When a line in the entries below contains "smelling", tally it; give the tally with nothing added.

-- Data shown follows --

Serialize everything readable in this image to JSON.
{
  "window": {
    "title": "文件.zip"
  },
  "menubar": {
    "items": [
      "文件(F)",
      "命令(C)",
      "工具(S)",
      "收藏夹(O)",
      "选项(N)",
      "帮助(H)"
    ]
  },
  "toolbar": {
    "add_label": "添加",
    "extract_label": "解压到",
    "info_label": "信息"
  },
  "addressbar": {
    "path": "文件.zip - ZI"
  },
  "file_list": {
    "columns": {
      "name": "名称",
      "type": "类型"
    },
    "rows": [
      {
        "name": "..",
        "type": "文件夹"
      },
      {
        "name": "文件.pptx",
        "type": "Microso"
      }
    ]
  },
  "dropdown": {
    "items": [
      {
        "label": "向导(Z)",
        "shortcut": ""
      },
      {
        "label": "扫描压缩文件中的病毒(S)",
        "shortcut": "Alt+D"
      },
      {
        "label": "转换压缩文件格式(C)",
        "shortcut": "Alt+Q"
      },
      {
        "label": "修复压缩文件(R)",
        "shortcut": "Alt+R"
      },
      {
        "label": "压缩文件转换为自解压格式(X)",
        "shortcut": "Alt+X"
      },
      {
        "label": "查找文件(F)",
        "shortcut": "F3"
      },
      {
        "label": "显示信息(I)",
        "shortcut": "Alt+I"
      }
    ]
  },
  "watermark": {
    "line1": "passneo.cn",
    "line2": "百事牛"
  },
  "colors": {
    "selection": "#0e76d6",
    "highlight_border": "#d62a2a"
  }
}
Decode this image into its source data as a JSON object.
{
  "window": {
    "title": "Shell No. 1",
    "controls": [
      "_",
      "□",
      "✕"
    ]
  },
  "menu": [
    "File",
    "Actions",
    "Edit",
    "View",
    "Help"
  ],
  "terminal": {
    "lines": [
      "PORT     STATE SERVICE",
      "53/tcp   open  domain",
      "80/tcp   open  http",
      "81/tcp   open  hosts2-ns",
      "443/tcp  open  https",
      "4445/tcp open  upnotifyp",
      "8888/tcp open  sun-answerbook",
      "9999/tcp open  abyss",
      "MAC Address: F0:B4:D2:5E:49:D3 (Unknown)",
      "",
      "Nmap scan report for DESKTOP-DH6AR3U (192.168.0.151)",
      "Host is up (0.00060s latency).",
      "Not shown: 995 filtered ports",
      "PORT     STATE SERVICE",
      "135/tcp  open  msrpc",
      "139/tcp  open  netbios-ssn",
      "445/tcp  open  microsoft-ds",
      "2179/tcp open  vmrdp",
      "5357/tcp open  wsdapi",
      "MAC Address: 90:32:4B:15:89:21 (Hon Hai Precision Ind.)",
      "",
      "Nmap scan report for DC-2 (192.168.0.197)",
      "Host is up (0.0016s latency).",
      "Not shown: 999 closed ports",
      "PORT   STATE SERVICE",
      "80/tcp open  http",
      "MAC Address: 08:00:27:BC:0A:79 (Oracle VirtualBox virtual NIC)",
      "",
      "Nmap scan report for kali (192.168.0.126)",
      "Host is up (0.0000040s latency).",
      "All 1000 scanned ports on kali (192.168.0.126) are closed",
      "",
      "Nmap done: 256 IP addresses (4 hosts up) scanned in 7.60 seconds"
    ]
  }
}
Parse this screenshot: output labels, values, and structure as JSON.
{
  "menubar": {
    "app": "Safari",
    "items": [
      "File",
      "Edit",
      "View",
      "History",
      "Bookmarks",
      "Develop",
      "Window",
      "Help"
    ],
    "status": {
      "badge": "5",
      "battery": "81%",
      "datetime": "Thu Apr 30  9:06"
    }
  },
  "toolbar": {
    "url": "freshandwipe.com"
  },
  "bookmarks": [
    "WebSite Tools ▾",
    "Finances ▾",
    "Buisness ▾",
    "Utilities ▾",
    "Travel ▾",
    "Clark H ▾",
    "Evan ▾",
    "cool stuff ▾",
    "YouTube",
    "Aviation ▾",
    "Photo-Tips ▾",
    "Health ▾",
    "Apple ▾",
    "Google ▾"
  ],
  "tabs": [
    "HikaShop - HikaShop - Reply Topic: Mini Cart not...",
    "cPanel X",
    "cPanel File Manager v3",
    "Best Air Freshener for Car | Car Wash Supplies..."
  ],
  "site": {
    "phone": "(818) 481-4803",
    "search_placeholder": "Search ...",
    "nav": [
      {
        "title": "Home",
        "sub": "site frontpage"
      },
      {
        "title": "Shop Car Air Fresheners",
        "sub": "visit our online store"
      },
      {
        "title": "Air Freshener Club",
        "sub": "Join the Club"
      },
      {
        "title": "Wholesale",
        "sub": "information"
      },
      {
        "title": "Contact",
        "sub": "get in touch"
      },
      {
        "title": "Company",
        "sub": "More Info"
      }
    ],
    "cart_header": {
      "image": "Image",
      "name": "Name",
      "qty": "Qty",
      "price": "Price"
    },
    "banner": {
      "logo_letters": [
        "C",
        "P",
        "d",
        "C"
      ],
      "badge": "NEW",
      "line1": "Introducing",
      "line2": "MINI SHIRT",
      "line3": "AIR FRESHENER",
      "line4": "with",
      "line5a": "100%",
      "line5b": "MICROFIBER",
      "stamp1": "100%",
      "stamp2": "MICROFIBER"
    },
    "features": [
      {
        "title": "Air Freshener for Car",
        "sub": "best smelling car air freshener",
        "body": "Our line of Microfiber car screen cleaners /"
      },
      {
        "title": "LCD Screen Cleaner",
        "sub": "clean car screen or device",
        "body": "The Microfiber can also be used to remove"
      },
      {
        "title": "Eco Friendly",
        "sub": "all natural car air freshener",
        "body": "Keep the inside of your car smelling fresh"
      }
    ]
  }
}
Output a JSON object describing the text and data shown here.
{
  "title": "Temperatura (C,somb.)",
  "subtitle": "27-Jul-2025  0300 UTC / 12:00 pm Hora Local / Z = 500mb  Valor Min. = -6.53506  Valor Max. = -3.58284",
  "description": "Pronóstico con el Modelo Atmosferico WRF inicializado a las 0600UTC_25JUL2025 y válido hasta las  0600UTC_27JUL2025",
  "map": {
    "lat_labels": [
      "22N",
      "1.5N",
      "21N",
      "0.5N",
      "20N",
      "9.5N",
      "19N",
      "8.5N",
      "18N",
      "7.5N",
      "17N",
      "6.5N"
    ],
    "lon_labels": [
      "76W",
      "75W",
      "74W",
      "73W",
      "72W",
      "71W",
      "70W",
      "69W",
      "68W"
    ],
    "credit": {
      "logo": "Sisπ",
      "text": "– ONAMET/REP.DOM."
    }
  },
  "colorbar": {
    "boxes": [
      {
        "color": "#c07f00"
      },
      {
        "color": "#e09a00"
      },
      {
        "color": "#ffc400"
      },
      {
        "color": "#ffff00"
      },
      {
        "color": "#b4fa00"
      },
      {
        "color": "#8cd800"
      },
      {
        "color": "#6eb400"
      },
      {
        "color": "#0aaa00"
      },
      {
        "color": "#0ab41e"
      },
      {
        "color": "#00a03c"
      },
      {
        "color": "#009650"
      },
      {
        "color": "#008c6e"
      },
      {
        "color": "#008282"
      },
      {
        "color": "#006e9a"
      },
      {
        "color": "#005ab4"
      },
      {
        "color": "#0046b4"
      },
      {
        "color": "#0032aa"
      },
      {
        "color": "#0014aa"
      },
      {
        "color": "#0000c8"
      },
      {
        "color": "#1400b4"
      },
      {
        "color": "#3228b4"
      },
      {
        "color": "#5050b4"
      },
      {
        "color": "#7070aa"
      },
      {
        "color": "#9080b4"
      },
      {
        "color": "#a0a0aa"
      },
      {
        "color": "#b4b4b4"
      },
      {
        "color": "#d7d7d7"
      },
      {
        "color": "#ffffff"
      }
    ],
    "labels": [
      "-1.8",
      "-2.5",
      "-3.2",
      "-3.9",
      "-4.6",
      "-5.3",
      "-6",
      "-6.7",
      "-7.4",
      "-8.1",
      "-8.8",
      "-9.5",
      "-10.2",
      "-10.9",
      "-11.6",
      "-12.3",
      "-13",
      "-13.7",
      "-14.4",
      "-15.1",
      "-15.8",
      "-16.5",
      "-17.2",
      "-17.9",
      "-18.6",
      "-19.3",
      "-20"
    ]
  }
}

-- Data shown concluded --

**Solved exercise**
2